I was obsessed with Helen Keller. When I was in 4th grade, I read her biography and taught myself how to sign the alphabet. Black and white memories of watching “The Miracle Worker” on TV in my cotton pajamas.
What is art? Is it necessary? Why?
Absolutely. It’s hard to imagine who or where I would be not having read e.e. cummings, Denise Levertov and Pablo Neruda’s poems as a teen. Seeing the Minutemen and Saccharine Trust at the Anti-Club as a young punk living in Southern California. Finding Yoko Ono’s Grapefruit and Gertrude Stein’s Tender Buttons on the library shelves. The first time I saw Remedios Varo’s paintings or listened to Joni Mitchell’s Blue.
Art deepens my life experience. I’ve learned about the importance of taking risks, experimenting, and discovering what moves and inspires.
What are you working on right now?
I’ve been writing poems inspired by the idea of cinematic distance as part of a second collaborative book with my long-time friend, Mark Dutcher, a painter in Los Angeles. “Close up of an ice cube slowly melting on her tongue.”
Also trying to come up with new material for a Pitta of the Mind performance in February for Sound-Speak which is a quarterly show involving music and writing as part of Outsound. Pitta of the Mind is my duo with composer and musician Amanda Chaudhary. Common themes include cats, colors, and outer space.
If there were one thing about the Bay Area that you would change, what would it be?
Make it affordable to live here. I moved to SF in 1994 and paid $300 for a room in a two-bedroom Victorian in the Castro. Over the years the rents and cost of living in the Bay Area have become out of control.
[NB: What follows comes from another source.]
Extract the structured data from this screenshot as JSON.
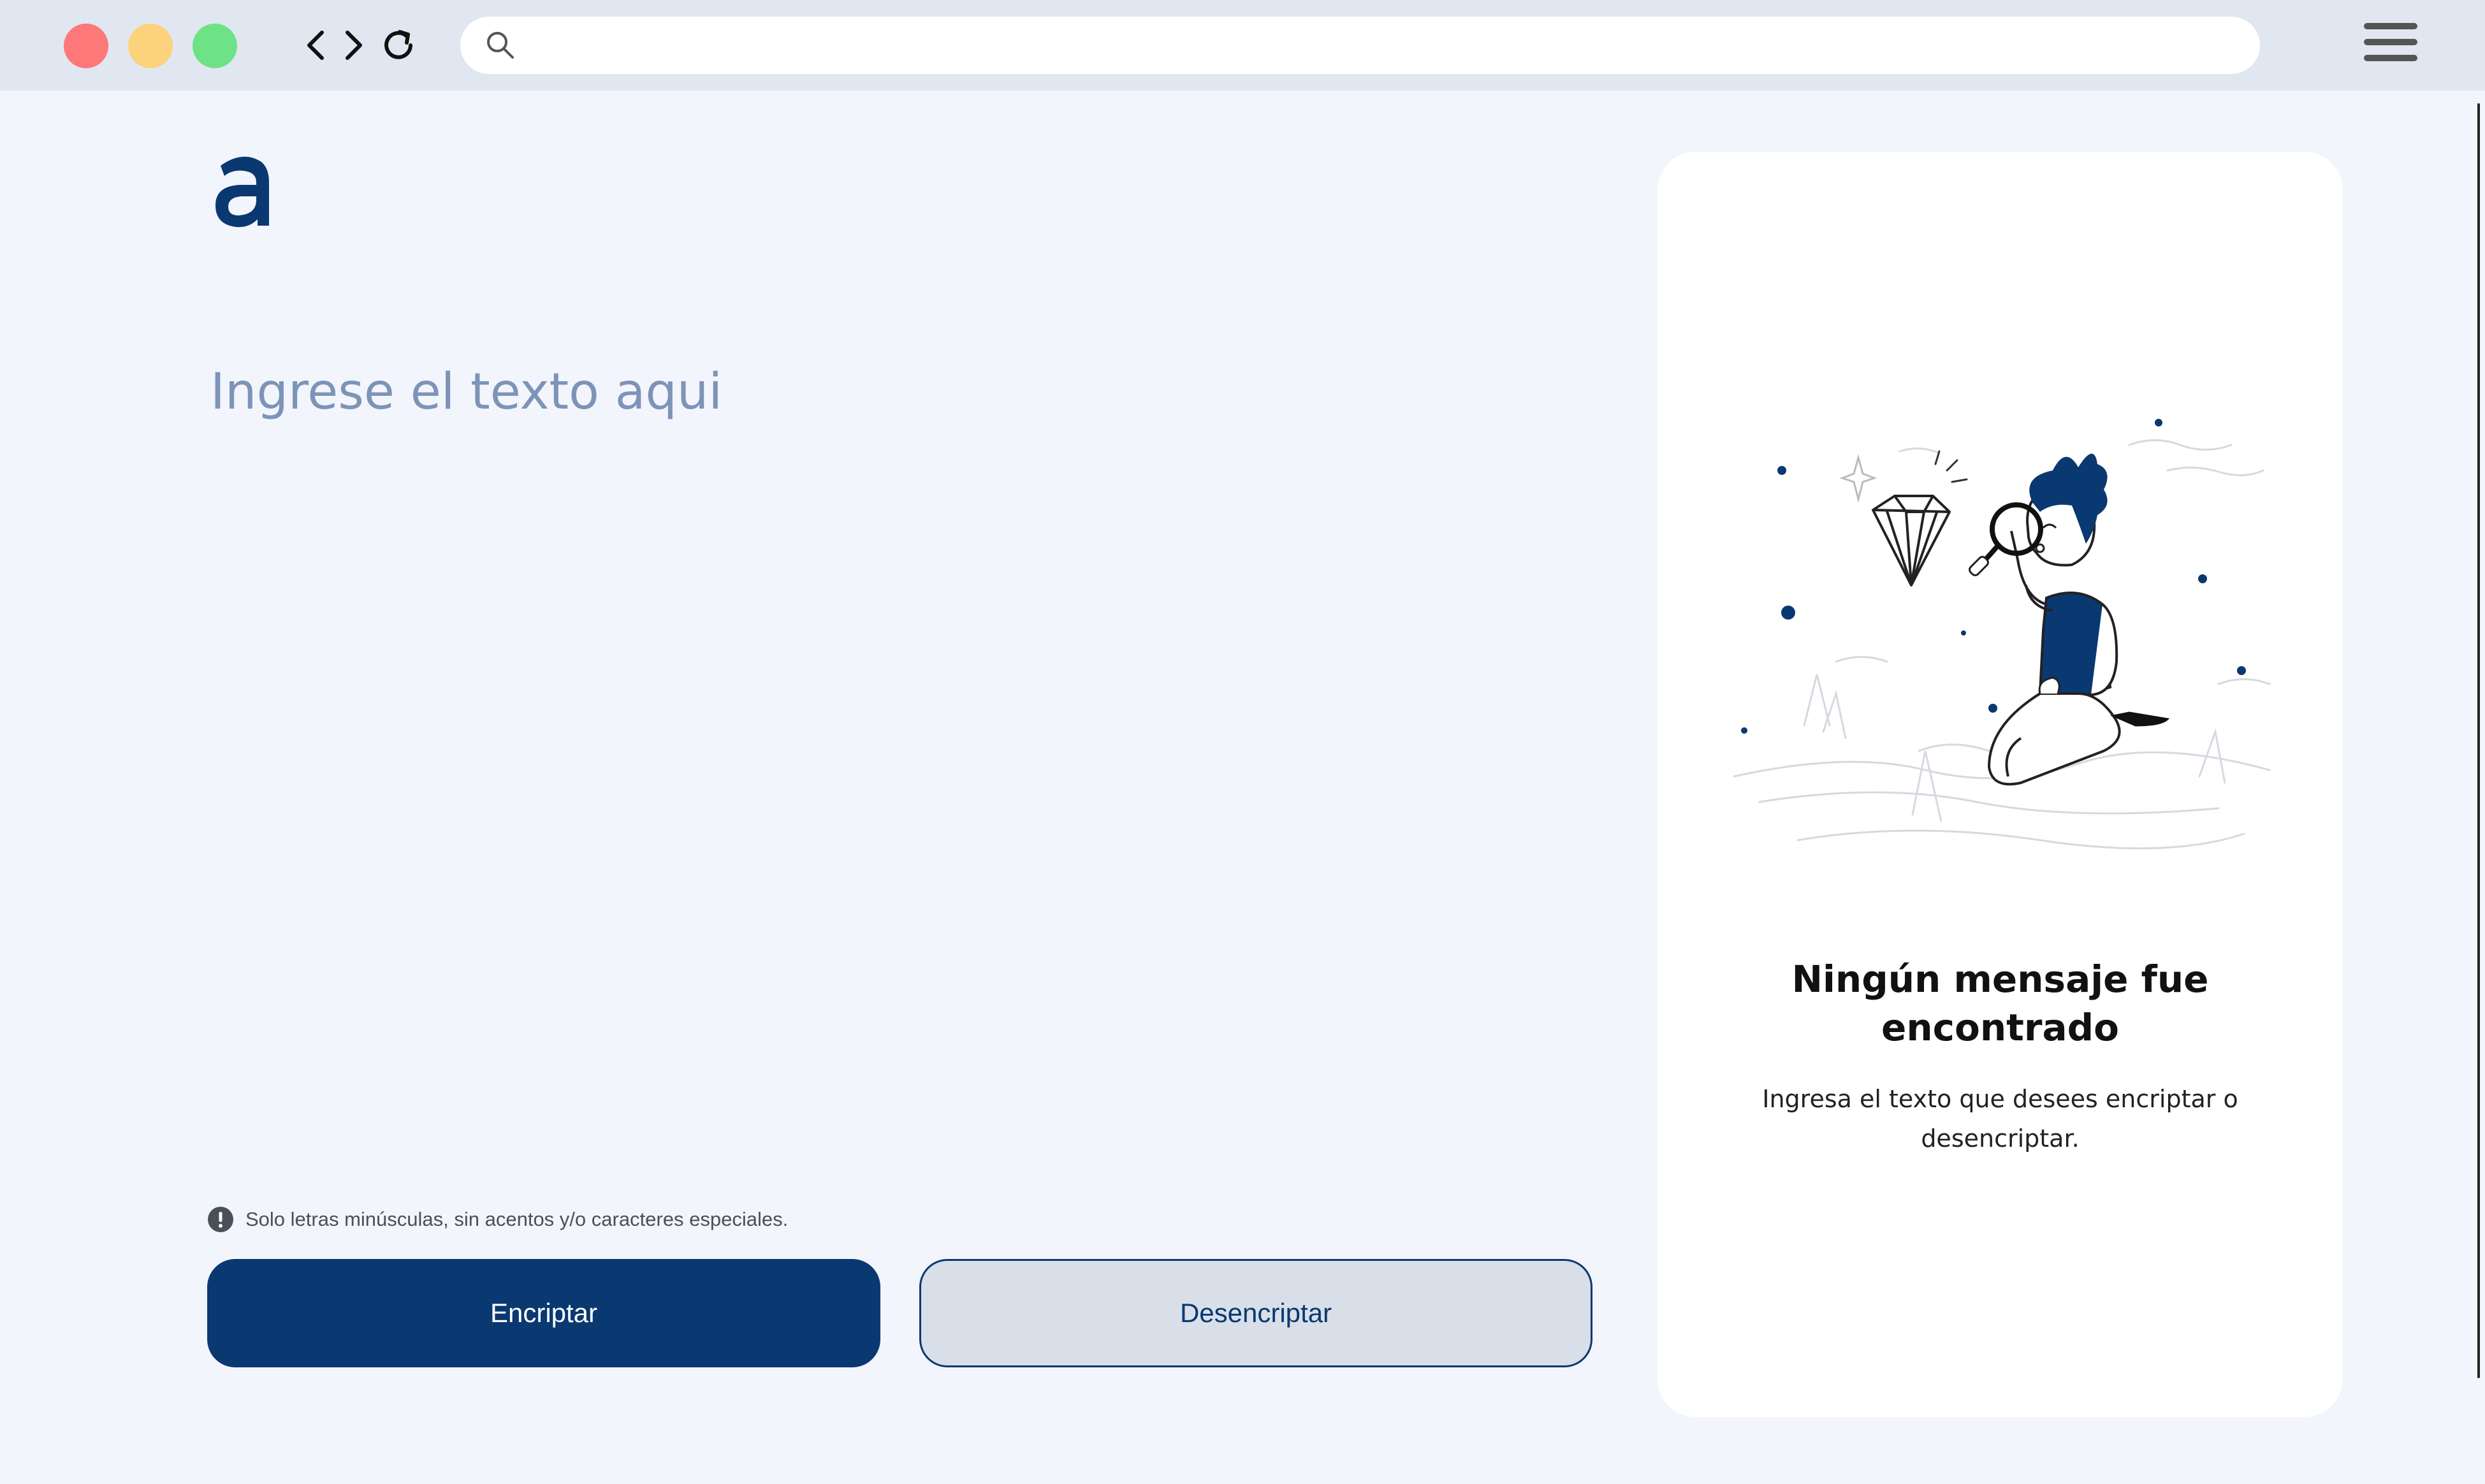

It makes me sad seeing friends move away, people losing their homes, and struggling to get by. Yet it gives me hope when spaces like Adobe Books or Starry Plough continue and that you can still go to poetry readings and check out music and art almost every night of the week.
What can you do with 50 words? 50 dollars?
With 50 words, I might be able
to write a poem or better yet,
just give me 50 dollars instead
& I’ll buy a silver metallic
spacesuit or 50 painted daisies, no
make that 60. In 50 days,
the daisies may multiply & the poem
will end somehow despite itself.
What are some of your favorite smells?
Coffee, lilies, onions frying in a pan, oranges, the ocean.
A night on the town: what does that mean to you?
Begin by opening my closet (which resembles a clothes rack at a certain Thrift Town in the East Bay), throw on a muumuu, and head out the door with Thomas Scandura for tea leaf salad at Rangoon Superstars. Maybe go to a friend’s art opening, attend a music performance, and end the evening spending quality time with my polydactyl Calico cat.